A concussion is a traumatic brain injury that affects your brain function. In this Q & A, Dr. Jason Robertson, Fellowship Trained Sports Medicine Specialist at Center for Sports Medicine & Orthopaedics, answers questions parents need to know about diagnosing and treating Sports Related Concussions (SRC) – and how to keep your young athlete safe.
Q: What are the most common causes of concussions? Are there any less common causes that people may not be aware of?
A: “The most common cause of a Sports Related Concussion (SRC) is a direct blow to the head. American football is the most at risk sport for athletes to sustain a concussion,” says Dr. Robertson. “SRCs may also occur from an indirect, impulsive force that is transmitted to the head and may not involve a direct blow to the head at all.”
Q: Can a mild concussion be treated at home? If so, how?
A: “Sports Related Concussions (SRCs) are no longer described or graded as mild because the diagnosis should not be minimized – it can be very serious. SRCs can be treated at home with mental and physical rest to allow symptoms to improve. As symptoms begin to improve, a gradual return to normal daily activity may begin, then progressing to pre-concussion activity as symptoms resolve.”
Q: What are the immediate symptoms of concussion that people should be aware of? What about symptoms that come on later?
A: “Sports Related Concussions (SRCs) typically are associated with a headache immediately after the injury, but symptoms may also include nausea, vomiting, confusion, imbalance, amnesia, dizziness, light/noise sensitivity, or loss of consciousness,” he shares. “Symptoms may develop immediately or may gradually appear, but if any symptoms worsen then a visit to the emergency room is indicated.
Q: What are some potential complications of concussions that people should be aware of?
A: “Chronic symptoms can occur and lead to Post-Concussive Syndrome requiring further evaluation and treatment. There is, also, much we are still learning about the long-term effects of concussions on the developing brain,” explains Dr. Robertson. “The most concerning complication is Second Impact Syndrome, which can occur if a second concussion occurs before one is fully recovered – leading to rapid brain swelling and oftentimes death.”
Q: How long does it take to fully recover from a concussion, and how can a person be sure that they are fully recovered?
A: “Most commonly symptoms from an SRC resolve within 7-10 days and athletes are oftentimes able to return to their sport during that time frame, but everyone is different,” Dr. Robertson says. “That’s why it’s important to confirm that an athlete is ready by proceeding through a graduated return-to-sports protocol.”
Q: When do you recommend seeking medical treatment for a possible concussion?
A: “With any Sports Related Concussion (SRC) it is wise to see your Primary Care Physician or a Sports Medicine Physician to evaluate your symptoms and develop a graduated plan for your recovery and return to your sport,” he says. “If symptoms worsen or the athlete exhibits focal neurological defects, then you should go to the emergency room.”
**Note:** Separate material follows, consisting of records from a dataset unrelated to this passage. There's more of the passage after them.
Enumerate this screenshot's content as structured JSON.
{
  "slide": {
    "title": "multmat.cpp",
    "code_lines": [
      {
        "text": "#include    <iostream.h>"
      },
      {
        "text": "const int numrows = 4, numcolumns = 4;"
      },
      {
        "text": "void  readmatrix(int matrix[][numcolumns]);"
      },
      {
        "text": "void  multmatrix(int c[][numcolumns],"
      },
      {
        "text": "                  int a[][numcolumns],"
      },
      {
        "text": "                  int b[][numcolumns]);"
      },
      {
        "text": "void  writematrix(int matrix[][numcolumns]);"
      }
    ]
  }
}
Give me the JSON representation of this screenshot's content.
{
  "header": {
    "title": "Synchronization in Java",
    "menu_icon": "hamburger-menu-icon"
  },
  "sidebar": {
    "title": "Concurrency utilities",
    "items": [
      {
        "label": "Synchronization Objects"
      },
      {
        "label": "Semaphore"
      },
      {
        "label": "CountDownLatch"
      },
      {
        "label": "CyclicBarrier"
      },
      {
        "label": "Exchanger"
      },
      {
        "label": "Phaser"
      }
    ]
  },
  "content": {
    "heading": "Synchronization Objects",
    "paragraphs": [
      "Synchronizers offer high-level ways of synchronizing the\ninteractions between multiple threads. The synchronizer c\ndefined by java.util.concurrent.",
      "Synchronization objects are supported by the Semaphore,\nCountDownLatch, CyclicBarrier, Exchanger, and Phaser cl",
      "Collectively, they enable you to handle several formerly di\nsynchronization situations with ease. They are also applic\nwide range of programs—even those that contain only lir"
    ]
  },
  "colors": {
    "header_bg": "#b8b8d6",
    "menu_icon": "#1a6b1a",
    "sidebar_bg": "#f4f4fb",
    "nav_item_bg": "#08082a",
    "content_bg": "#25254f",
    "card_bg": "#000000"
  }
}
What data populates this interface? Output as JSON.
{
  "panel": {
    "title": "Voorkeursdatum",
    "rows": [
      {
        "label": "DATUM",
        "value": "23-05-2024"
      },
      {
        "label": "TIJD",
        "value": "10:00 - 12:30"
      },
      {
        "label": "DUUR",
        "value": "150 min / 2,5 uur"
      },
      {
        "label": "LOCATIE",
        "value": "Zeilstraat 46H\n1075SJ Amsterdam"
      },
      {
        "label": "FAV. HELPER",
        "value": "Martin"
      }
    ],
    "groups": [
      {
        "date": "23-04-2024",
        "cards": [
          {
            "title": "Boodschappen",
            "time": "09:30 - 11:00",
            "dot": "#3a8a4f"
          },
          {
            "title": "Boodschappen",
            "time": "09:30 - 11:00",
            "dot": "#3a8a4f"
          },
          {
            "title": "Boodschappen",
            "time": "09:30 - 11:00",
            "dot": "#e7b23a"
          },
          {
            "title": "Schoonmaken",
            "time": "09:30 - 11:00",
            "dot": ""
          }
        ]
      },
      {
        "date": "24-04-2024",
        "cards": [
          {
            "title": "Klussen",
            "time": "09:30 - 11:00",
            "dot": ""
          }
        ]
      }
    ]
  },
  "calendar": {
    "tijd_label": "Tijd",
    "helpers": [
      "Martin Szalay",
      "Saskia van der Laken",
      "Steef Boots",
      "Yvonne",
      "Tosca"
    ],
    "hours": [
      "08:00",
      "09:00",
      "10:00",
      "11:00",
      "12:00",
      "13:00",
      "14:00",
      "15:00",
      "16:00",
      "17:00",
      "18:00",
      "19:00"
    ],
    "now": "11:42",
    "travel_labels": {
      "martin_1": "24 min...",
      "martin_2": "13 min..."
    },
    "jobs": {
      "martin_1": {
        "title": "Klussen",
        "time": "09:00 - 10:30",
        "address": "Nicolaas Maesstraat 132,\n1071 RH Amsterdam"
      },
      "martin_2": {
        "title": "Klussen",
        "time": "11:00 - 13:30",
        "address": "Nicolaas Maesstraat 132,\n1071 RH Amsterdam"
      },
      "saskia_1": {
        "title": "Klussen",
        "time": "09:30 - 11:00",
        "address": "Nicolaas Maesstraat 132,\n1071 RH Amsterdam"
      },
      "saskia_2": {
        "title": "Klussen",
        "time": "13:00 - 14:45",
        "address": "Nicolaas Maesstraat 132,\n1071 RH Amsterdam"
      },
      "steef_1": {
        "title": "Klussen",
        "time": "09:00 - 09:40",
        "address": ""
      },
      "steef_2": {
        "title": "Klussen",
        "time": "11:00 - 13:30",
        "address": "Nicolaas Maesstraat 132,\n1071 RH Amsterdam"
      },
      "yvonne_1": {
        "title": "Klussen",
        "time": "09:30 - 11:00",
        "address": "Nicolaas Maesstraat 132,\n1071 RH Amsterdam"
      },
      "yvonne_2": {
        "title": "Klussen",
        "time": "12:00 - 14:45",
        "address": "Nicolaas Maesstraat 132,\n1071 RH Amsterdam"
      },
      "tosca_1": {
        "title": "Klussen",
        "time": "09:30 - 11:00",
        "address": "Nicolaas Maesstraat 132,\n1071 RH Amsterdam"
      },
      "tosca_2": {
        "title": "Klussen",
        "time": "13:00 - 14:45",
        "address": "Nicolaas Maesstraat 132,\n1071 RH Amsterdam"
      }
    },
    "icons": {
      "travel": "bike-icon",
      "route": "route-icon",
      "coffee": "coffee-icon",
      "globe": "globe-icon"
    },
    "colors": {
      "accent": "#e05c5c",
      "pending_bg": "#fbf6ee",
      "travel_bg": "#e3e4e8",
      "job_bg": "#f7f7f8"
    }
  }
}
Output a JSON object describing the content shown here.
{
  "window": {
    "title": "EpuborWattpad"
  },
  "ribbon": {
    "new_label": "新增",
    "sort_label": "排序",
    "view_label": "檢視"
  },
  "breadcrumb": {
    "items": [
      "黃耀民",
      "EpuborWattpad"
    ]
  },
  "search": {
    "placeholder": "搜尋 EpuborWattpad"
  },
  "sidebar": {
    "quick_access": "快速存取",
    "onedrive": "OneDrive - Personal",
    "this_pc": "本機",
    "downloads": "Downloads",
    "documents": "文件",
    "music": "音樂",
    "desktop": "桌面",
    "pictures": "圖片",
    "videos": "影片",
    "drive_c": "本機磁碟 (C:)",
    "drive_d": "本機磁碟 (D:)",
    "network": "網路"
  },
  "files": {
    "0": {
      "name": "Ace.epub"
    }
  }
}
Q: Is there anything else you think more people should understand about concussions?
A: “There is arguably no more important organ in the body than the brain, especially in our developing children. And, although sports are extremely important to the mental and physical growth of our kids, nothing is more important than their long-term health,” cautions Dr. Robertson. “If there is suspicion of a Sports Related Concussion (SRC), protect the child. When in doubt, sit them out.”